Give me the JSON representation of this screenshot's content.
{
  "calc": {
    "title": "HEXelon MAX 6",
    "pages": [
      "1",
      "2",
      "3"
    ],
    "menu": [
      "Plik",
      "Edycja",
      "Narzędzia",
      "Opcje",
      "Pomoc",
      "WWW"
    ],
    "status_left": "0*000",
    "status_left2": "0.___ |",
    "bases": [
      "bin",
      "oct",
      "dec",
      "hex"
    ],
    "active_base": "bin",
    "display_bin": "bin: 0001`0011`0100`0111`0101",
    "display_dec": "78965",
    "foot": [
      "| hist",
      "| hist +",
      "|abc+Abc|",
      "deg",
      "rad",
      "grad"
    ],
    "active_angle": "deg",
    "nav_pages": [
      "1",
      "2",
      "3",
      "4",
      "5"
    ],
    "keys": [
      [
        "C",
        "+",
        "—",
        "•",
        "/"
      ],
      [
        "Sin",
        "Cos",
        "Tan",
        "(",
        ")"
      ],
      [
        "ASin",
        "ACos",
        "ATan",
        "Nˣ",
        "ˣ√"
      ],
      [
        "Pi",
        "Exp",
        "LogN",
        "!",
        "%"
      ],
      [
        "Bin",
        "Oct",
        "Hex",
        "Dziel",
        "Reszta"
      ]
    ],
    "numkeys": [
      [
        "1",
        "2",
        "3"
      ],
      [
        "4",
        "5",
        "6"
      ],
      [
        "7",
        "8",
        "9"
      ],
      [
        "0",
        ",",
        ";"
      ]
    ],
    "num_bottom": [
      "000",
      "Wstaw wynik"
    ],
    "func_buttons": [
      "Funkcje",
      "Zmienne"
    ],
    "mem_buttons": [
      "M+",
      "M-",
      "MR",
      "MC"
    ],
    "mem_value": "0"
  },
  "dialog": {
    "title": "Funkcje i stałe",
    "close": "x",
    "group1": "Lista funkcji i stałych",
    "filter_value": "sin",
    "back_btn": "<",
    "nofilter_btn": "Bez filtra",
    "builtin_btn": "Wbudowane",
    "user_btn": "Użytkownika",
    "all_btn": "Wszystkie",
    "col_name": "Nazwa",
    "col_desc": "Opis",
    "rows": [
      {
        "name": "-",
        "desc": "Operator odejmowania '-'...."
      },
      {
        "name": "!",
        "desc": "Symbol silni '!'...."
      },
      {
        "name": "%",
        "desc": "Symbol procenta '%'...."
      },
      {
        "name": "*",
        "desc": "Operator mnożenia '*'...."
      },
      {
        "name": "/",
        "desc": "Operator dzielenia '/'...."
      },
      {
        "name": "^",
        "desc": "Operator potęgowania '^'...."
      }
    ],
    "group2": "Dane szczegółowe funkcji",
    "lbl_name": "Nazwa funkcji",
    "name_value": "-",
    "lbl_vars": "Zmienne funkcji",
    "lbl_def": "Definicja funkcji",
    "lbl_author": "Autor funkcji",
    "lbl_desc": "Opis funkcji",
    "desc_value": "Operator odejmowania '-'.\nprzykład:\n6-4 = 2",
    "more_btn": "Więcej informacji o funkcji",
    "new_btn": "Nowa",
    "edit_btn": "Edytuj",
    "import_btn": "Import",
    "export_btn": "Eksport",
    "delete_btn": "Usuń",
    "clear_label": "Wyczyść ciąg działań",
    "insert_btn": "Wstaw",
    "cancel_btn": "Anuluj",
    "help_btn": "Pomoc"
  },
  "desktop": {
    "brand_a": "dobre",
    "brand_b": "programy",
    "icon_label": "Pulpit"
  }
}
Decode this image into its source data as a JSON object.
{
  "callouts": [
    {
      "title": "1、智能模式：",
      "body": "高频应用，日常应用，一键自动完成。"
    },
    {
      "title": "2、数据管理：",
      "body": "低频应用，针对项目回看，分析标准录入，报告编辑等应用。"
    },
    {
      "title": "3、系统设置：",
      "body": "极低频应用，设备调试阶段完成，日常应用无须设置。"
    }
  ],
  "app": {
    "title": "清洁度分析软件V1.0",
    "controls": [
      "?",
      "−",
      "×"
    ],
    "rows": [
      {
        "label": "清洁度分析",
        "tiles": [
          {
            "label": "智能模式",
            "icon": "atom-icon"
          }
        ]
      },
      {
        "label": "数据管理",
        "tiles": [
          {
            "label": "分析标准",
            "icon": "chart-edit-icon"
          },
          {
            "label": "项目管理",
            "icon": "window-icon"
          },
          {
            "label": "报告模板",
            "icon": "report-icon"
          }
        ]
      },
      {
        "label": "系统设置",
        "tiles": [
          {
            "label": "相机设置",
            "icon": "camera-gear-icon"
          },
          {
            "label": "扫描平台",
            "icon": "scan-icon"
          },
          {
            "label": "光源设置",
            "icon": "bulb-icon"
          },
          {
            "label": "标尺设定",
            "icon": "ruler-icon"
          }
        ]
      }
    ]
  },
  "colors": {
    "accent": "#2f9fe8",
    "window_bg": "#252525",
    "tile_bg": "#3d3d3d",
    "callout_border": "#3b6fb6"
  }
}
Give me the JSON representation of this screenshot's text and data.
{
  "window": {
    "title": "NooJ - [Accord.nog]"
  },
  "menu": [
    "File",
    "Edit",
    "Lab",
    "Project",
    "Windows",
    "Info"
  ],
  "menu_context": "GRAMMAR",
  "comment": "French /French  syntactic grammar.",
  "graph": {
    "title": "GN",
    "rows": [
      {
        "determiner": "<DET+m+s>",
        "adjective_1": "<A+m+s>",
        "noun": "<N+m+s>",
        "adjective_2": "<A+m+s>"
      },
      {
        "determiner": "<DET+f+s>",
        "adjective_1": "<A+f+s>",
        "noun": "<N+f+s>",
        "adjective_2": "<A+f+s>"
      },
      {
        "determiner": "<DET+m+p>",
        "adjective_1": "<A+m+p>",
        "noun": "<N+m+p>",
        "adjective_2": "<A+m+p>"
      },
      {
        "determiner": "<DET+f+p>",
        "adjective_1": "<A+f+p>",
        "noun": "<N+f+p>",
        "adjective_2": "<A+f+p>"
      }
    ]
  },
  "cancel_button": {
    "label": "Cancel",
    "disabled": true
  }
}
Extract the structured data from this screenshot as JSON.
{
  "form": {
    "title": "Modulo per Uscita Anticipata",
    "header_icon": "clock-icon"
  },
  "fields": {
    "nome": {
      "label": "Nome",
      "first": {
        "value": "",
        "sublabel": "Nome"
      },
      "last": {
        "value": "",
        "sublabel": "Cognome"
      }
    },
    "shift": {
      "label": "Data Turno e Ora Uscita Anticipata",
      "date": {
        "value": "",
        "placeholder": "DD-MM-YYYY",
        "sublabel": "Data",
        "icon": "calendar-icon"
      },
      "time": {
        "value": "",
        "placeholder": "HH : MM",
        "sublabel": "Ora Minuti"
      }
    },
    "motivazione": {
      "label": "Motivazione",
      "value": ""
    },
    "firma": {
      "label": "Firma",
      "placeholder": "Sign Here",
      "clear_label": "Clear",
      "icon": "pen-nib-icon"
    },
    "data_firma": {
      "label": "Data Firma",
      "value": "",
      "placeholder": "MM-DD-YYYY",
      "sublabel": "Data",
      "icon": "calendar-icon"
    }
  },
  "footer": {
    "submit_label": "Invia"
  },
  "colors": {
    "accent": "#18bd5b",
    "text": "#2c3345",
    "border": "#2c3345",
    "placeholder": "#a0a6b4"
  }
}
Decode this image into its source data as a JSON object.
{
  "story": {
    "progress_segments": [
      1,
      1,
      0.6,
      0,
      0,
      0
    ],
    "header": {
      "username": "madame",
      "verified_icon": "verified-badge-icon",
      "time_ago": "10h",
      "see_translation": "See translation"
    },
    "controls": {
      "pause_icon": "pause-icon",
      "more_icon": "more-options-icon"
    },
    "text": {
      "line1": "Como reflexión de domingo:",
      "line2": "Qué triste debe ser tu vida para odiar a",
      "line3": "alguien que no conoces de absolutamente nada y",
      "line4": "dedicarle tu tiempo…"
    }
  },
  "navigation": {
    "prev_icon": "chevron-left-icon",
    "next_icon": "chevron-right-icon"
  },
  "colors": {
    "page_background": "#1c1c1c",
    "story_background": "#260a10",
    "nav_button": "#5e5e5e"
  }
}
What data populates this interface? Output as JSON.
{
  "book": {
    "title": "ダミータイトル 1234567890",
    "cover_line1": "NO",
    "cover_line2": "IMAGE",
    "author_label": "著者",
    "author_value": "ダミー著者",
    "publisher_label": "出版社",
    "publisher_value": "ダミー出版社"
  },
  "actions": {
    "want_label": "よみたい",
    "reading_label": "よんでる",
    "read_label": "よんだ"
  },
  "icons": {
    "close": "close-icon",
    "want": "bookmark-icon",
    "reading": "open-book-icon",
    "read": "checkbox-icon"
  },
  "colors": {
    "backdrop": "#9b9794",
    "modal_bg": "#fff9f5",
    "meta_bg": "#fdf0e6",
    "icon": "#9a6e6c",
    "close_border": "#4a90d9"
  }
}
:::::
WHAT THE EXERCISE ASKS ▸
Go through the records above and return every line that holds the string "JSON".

RESULT OF THE EXERCISE ▸
Give me the JSON representation of this screenshot's content.
Decode this image into its source data as a JSON object.
Give me the JSON representation of this screenshot's text and data.
Extract the structured data from this screenshot as JSON.
Decode this image into its source data as a JSON object.
What data populates this interface? Output as JSON.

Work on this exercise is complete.